* Task statement: Apart from the pictures, write out the records that follow exactly.

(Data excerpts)
▬▬▬
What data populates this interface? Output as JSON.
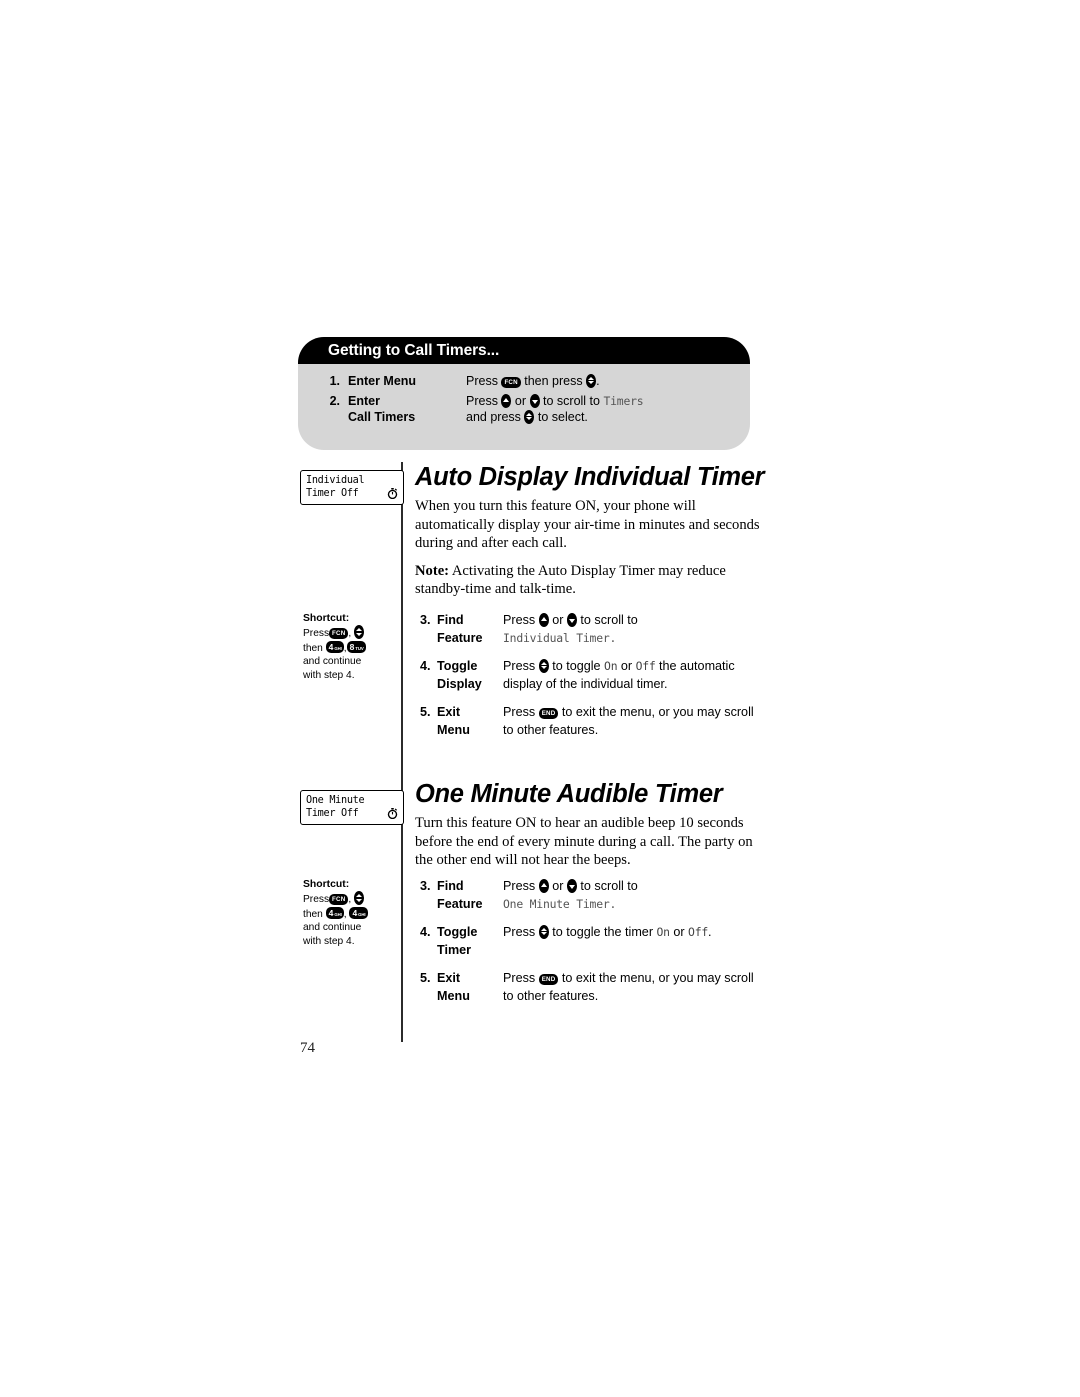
{
  "page": {
    "number": "74"
  },
  "banner": {
    "title": "Getting to Call Timers...",
    "steps": [
      {
        "num": "1.",
        "label_line1": "Enter Menu",
        "label_line2": "",
        "desc_line1_pre": "Press",
        "desc_line1_mid": "then press",
        "desc_line1_post": ".",
        "desc_line2": ""
      },
      {
        "num": "2.",
        "label_line1": "Enter",
        "label_line2": "Call Timers",
        "desc_line1_pre": "Press",
        "desc_line1_mid": "or",
        "desc_line1_post": "to scroll to",
        "desc_line1_mono": "Timers",
        "desc_line2_pre": "and press",
        "desc_line2_post": "to select."
      }
    ]
  },
  "sections": [
    {
      "lcd": {
        "line1": "Individual",
        "line2": "Timer Off",
        "icon": "stopwatch-icon"
      },
      "title": "Auto Display Individual Timer",
      "body_paragraph": "When you turn this feature ON, your phone will automatically display your air-time in minutes and seconds during and after each call.",
      "note_label": "Note:",
      "note_text": " Activating the Auto Display Timer may reduce standby-time and talk-time.",
      "shortcut": {
        "heading": "Shortcut:",
        "press_label": "Press",
        "then_label": "then",
        "key1": {
          "digit": "4",
          "sub1": "GHI",
          "sub2": ""
        },
        "key2": {
          "digit": "8",
          "sub1": "TUV",
          "sub2": ""
        },
        "tail_line1": "and continue",
        "tail_line2": "with step 4."
      },
      "steps": [
        {
          "num": "3.",
          "label_line1": "Find",
          "label_line2": "Feature",
          "desc_pre": "Press",
          "desc_mid": "or",
          "desc_post": "to scroll to",
          "desc_mono": "Individual Timer."
        },
        {
          "num": "4.",
          "label_line1": "Toggle",
          "label_line2": "Display",
          "desc_pre": "Press",
          "desc_mid": "to toggle",
          "desc_on": "On",
          "desc_or": "or",
          "desc_off": "Off",
          "desc_post": "the automatic",
          "desc_line2": "display of the individual timer."
        },
        {
          "num": "5.",
          "label_line1": "Exit",
          "label_line2": "Menu",
          "desc_pre": "Press",
          "desc_post": "to exit the menu, or you may scroll",
          "desc_line2": "to other features."
        }
      ]
    },
    {
      "lcd": {
        "line1": "One Minute",
        "line2": "Timer Off",
        "icon": "stopwatch-icon"
      },
      "title": "One Minute Audible Timer",
      "body_paragraph": "Turn this feature ON to hear an audible beep 10 seconds before the end of every minute during a call. The party on the other end will not hear the beeps.",
      "shortcut": {
        "heading": "Shortcut:",
        "press_label": "Press",
        "then_label": "then",
        "key1": {
          "digit": "4",
          "sub1": "GHI",
          "sub2": ""
        },
        "key2": {
          "digit": "4",
          "sub1": "GHI",
          "sub2": ""
        },
        "tail_line1": "and continue",
        "tail_line2": "with step 4."
      },
      "steps": [
        {
          "num": "3.",
          "label_line1": "Find",
          "label_line2": "Feature",
          "desc_pre": "Press",
          "desc_mid": "or",
          "desc_post": "to scroll to",
          "desc_mono": "One Minute Timer."
        },
        {
          "num": "4.",
          "label_line1": "Toggle",
          "label_line2": "Timer",
          "desc_pre": "Press",
          "desc_mid": "to toggle the timer",
          "desc_on": "On",
          "desc_or": "or",
          "desc_off": "Off",
          "desc_post": "."
        },
        {
          "num": "5.",
          "label_line1": "Exit",
          "label_line2": "Menu",
          "desc_pre": "Press",
          "desc_post": "to exit the menu, or you may scroll",
          "desc_line2": "to other features."
        }
      ]
    }
  ],
  "keys": {
    "fcn": "FCN",
    "end": "END"
  },
  "colors": {
    "banner_header_bg": "#000000",
    "banner_body_bg": "#d6d6d6",
    "text": "#000000",
    "lcd_text": "#555555"
  }
}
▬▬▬
* Answer space:
What data populates this interface? Output as JSON.
{
  "page": {
    "number": "74"
  },
  "banner": {
    "title": "Getting to Call Timers...",
    "steps": [
      {
        "num": "1.",
        "label_line1": "Enter Menu",
        "label_line2": "",
        "desc_line1_pre": "Press",
        "desc_line1_mid": "then press",
        "desc_line1_post": ".",
        "desc_line2": ""
      },
      {
        "num": "2.",
        "label_line1": "Enter",
        "label_line2": "Call Timers",
        "desc_line1_pre": "Press",
        "desc_line1_mid": "or",
        "desc_line1_post": "to scroll to",
        "desc_line1_mono": "Timers",
        "desc_line2_pre": "and press",
        "desc_line2_post": "to select."
      }
    ]
  },
  "sections": [
    {
      "lcd": {
        "line1": "Individual",
        "line2": "Timer Off",
        "icon": "stopwatch-icon"
      },
      "title": "Auto Display Individual Timer",
      "body_paragraph": "When you turn this feature ON, your phone will automatically display your air-time in minutes and seconds during and after each call.",
      "note_label": "Note:",
      "note_text": " Activating the Auto Display Timer may reduce standby-time and talk-time.",
      "shortcut": {
        "heading": "Shortcut:",
        "press_label": "Press",
        "then_label": "then",
        "key1": {
          "digit": "4",
          "sub1": "GHI",
          "sub2": ""
        },
        "key2": {
          "digit": "8",
          "sub1": "TUV",
          "sub2": ""
        },
        "tail_line1": "and continue",
        "tail_line2": "with step 4."
      },
      "steps": [
        {
          "num": "3.",
          "label_line1": "Find",
          "label_line2": "Feature",
          "desc_pre": "Press",
          "desc_mid": "or",
          "desc_post": "to scroll to",
          "desc_mono": "Individual Timer."
        },
        {
          "num": "4.",
          "label_line1": "Toggle",
          "label_line2": "Display",
          "desc_pre": "Press",
          "desc_mid": "to toggle",
          "desc_on": "On",
          "desc_or": "or",
          "desc_off": "Off",
          "desc_post": "the automatic",
          "desc_line2": "display of the individual timer."
        },
        {
          "num": "5.",
          "label_line1": "Exit",
          "label_line2": "Menu",
          "desc_pre": "Press",
          "desc_post": "to exit the menu, or you may scroll",
          "desc_line2": "to other features."
        }
      ]
    },
    {
      "lcd": {
        "line1": "One Minute",
        "line2": "Timer Off",
        "icon": "stopwatch-icon"
      },
      "title": "One Minute Audible Timer",
      "body_paragraph": "Turn this feature ON to hear an audible beep 10 seconds before the end of every minute during a call. The party on the other end will not hear the beeps.",
      "shortcut": {
        "heading": "Shortcut:",
        "press_label": "Press",
        "then_label": "then",
        "key1": {
          "digit": "4",
          "sub1": "GHI",
          "sub2": ""
        },
        "key2": {
          "digit": "4",
          "sub1": "GHI",
          "sub2": ""
        },
        "tail_line1": "and continue",
        "tail_line2": "with step 4."
      },
      "steps": [
        {
          "num": "3.",
          "label_line1": "Find",
          "label_line2": "Feature",
          "desc_pre": "Press",
          "desc_mid": "or",
          "desc_post": "to scroll to",
          "desc_mono": "One Minute Timer."
        },
        {
          "num": "4.",
          "label_line1": "Toggle",
          "label_line2": "Timer",
          "desc_pre": "Press",
          "desc_mid": "to toggle the timer",
          "desc_on": "On",
          "desc_or": "or",
          "desc_off": "Off",
          "desc_post": "."
        },
        {
          "num": "5.",
          "label_line1": "Exit",
          "label_line2": "Menu",
          "desc_pre": "Press",
          "desc_post": "to exit the menu, or you may scroll",
          "desc_line2": "to other features."
        }
      ]
    }
  ],
  "keys": {
    "fcn": "FCN",
    "end": "END"
  },
  "colors": {
    "banner_header_bg": "#000000",
    "banner_body_bg": "#d6d6d6",
    "text": "#000000",
    "lcd_text": "#555555"
  }
}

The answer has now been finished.